Geoffrey Ramokgadi, a former South African businessman based in Mbabane, and Chaim & Sima Torgeman continue to run the affairs of the Swaziland community.

 

Lesotho was represented by long-time resident Yehuda Danziger, one of only three identified Jews currently living in the country.

 

Anti-Semitism rarely, if ever, surfaces in the AJC countries and even attitudes towards Israel were reported as being generally fairly positive. In part, this is due to the fact that a number of their citizens have received training in agriculture, hydrology and other essential skills as part of Israel's upliftment programmes on behalf of developing nations.

Active Israel Friendship organisations exist in both Mauritius and Madagascar.

 

Mervyn Smith was unanimously re-elected as president of the AJC.

Vera Somen of Kenya was elected as vice president and newly elected committee members are Abe Baron SAJBD Cape Council, Irene Zuckerman - chairperson Africa Region International Council of Jewish Women, & Nilly Baruch Cape, Union of Jewish Women.


Abe Barron - South Africa, Hermoine Sternberg - Zimbabwe, Rabbi Moshe Silberhaft, Mervyn Smith, Irene Zuckerman, Dr Vera Somen - Kenya, Geoff Ramokgadi - Swaziland, Richard Lyons - Botswana, Peter Sternberg - Zimbabwe and Yehuda Danziger - Lesotho
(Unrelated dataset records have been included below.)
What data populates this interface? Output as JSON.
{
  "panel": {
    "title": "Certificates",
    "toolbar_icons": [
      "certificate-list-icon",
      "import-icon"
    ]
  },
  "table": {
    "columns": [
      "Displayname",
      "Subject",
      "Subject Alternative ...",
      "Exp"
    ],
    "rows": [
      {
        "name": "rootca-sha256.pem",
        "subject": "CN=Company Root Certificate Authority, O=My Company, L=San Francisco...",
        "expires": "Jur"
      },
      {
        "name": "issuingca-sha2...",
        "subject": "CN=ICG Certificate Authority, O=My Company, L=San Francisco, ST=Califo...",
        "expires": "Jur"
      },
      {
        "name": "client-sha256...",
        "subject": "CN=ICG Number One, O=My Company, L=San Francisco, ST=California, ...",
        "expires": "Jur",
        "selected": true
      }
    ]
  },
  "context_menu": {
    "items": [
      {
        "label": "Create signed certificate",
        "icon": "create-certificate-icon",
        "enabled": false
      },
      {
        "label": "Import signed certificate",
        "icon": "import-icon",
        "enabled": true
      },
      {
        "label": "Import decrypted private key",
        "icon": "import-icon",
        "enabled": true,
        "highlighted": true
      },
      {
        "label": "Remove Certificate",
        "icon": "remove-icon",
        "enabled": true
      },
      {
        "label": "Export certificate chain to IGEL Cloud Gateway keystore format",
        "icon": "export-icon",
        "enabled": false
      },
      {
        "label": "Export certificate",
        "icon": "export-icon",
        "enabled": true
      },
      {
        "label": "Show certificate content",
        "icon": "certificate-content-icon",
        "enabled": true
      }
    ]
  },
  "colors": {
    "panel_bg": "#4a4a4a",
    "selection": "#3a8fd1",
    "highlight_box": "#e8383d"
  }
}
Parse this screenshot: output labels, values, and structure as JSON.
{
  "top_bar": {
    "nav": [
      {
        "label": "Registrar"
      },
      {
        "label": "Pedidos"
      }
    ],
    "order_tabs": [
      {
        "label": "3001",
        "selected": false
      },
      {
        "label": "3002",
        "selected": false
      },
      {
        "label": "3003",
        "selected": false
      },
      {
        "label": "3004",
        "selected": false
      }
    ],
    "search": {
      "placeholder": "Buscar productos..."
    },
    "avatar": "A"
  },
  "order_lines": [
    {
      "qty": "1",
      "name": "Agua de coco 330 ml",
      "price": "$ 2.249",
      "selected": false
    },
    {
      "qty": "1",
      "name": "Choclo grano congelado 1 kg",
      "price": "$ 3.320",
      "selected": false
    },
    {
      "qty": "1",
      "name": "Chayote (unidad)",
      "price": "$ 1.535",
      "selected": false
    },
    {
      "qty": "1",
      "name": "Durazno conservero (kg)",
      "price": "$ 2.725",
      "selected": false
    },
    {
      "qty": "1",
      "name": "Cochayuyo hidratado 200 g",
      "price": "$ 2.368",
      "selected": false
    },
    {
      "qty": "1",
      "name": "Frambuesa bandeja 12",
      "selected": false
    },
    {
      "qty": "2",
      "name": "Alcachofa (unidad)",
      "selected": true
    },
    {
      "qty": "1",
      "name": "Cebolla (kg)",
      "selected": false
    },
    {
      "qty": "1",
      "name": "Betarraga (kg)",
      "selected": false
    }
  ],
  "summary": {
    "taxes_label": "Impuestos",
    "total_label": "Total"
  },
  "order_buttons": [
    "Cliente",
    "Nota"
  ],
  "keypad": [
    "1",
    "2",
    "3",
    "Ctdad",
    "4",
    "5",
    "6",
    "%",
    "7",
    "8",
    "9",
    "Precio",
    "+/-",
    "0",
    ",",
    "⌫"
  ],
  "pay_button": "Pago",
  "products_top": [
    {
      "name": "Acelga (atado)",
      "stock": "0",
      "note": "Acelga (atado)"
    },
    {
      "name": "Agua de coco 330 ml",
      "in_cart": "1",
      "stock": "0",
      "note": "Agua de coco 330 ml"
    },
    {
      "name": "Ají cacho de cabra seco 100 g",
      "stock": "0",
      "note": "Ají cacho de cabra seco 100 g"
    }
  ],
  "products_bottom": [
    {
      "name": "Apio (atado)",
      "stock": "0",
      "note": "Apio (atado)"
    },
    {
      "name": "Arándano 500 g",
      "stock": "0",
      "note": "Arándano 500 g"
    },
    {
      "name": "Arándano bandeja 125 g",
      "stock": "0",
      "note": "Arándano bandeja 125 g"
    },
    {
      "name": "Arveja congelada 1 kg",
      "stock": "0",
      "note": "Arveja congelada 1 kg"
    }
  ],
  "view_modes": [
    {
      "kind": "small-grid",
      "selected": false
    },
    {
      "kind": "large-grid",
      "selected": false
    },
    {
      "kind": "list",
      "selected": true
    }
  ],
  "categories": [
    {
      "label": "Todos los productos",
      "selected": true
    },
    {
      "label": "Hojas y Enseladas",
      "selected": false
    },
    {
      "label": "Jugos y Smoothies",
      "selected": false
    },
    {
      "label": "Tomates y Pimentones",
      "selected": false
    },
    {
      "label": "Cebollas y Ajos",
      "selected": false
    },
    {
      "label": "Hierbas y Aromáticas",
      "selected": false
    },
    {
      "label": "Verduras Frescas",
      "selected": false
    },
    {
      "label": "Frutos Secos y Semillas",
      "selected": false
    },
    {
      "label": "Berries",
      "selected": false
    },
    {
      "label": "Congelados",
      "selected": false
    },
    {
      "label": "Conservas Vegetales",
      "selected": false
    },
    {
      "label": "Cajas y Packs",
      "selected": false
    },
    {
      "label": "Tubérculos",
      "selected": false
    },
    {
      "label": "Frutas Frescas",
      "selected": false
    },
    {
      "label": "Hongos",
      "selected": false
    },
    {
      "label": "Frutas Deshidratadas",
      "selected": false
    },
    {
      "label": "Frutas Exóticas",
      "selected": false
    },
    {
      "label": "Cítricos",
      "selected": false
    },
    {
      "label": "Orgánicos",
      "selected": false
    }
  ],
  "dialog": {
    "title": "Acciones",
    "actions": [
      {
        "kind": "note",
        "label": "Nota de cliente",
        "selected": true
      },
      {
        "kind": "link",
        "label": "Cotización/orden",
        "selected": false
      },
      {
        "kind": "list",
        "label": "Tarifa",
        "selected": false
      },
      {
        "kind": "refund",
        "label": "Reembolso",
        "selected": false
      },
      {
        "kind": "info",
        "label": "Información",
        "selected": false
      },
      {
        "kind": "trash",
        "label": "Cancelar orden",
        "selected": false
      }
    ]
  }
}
Mervyn Smith, Geoff Ramokgadi, Rabbi Moshe Silberhaft, Chief Rabbi Dr Warren Goldstein - South Africa, Lord Greville Janner - President Commonwealth Jewish Council and Abe Barron